> [What is required] Give back the material that follows, identical in every line.

> [Data for this task]

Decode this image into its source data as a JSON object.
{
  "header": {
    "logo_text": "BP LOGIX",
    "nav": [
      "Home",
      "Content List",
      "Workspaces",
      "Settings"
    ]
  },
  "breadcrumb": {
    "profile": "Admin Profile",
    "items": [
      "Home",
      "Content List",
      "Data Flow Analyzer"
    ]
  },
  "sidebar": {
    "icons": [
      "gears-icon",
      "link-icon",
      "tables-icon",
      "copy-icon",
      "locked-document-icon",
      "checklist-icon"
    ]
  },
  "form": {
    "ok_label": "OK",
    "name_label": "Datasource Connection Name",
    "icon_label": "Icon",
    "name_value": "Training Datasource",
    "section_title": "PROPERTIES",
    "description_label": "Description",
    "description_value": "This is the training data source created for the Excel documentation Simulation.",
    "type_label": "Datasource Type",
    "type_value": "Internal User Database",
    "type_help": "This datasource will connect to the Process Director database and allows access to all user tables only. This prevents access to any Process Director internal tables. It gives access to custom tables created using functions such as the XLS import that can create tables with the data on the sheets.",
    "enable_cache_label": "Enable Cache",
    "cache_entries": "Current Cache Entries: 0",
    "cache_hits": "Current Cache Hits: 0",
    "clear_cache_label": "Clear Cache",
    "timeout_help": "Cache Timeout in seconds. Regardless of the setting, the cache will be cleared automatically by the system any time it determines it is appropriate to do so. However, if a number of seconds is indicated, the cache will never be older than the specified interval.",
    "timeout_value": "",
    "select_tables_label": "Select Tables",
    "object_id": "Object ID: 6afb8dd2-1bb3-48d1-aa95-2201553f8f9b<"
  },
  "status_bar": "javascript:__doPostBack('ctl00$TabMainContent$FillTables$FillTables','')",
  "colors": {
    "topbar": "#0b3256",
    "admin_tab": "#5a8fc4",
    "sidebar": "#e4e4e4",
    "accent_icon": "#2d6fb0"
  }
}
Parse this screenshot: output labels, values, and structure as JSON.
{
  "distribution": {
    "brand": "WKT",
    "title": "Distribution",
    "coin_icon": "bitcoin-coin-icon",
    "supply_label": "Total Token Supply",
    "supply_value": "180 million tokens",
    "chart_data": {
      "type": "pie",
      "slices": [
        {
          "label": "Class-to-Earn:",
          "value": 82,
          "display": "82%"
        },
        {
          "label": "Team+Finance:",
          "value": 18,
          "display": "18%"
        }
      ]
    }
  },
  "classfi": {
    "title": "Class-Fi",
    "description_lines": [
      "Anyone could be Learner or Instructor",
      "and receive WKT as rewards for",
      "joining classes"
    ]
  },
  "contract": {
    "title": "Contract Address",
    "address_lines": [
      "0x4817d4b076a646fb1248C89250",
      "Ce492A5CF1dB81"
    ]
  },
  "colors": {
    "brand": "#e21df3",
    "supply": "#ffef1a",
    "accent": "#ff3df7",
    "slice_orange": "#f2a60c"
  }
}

> [Output of the task]
Decode this image into its source data as a JSON object.
{
  "header": {
    "logo_text": "BP LOGIX",
    "nav": [
      "Home",
      "Content List",
      "Workspaces",
      "Settings"
    ]
  },
  "breadcrumb": {
    "profile": "Admin Profile",
    "items": [
      "Home",
      "Content List",
      "Data Flow Analyzer"
    ]
  },
  "sidebar": {
    "icons": [
      "gears-icon",
      "link-icon",
      "tables-icon",
      "copy-icon",
      "locked-document-icon",
      "checklist-icon"
    ]
  },
  "form": {
    "ok_label": "OK",
    "name_label": "Datasource Connection Name",
    "icon_label": "Icon",
    "name_value": "Training Datasource",
    "section_title": "PROPERTIES",
    "description_label": "Description",
    "description_value": "This is the training data source created for the Excel documentation Simulation.",
    "type_label": "Datasource Type",
    "type_value": "Internal User Database",
    "type_help": "This datasource will connect to the Process Director database and allows access to all user tables only. This prevents access to any Process Director internal tables. It gives access to custom tables created using functions such as the XLS import that can create tables with the data on the sheets.",
    "enable_cache_label": "Enable Cache",
    "cache_entries": "Current Cache Entries: 0",
    "cache_hits": "Current Cache Hits: 0",
    "clear_cache_label": "Clear Cache",
    "timeout_help": "Cache Timeout in seconds. Regardless of the setting, the cache will be cleared automatically by the system any time it determines it is appropriate to do so. However, if a number of seconds is indicated, the cache will never be older than the specified interval.",
    "timeout_value": "",
    "select_tables_label": "Select Tables",
    "object_id": "Object ID: 6afb8dd2-1bb3-48d1-aa95-2201553f8f9b<"
  },
  "status_bar": "javascript:__doPostBack('ctl00$TabMainContent$FillTables$FillTables','')",
  "colors": {
    "topbar": "#0b3256",
    "admin_tab": "#5a8fc4",
    "sidebar": "#e4e4e4",
    "accent_icon": "#2d6fb0"
  }
}
Parse this screenshot: output labels, values, and structure as JSON.
{
  "distribution": {
    "brand": "WKT",
    "title": "Distribution",
    "coin_icon": "bitcoin-coin-icon",
    "supply_label": "Total Token Supply",
    "supply_value": "180 million tokens",
    "chart_data": {
      "type": "pie",
      "slices": [
        {
          "label": "Class-to-Earn:",
          "value": 82,
          "display": "82%"
        },
        {
          "label": "Team+Finance:",
          "value": 18,
          "display": "18%"
        }
      ]
    }
  },
  "classfi": {
    "title": "Class-Fi",
    "description_lines": [
      "Anyone could be Learner or Instructor",
      "and receive WKT as rewards for",
      "joining classes"
    ]
  },
  "contract": {
    "title": "Contract Address",
    "address_lines": [
      "0x4817d4b076a646fb1248C89250",
      "Ce492A5CF1dB81"
    ]
  },
  "colors": {
    "brand": "#e21df3",
    "supply": "#ffef1a",
    "accent": "#ff3df7",
    "slice_orange": "#f2a60c"
  }
}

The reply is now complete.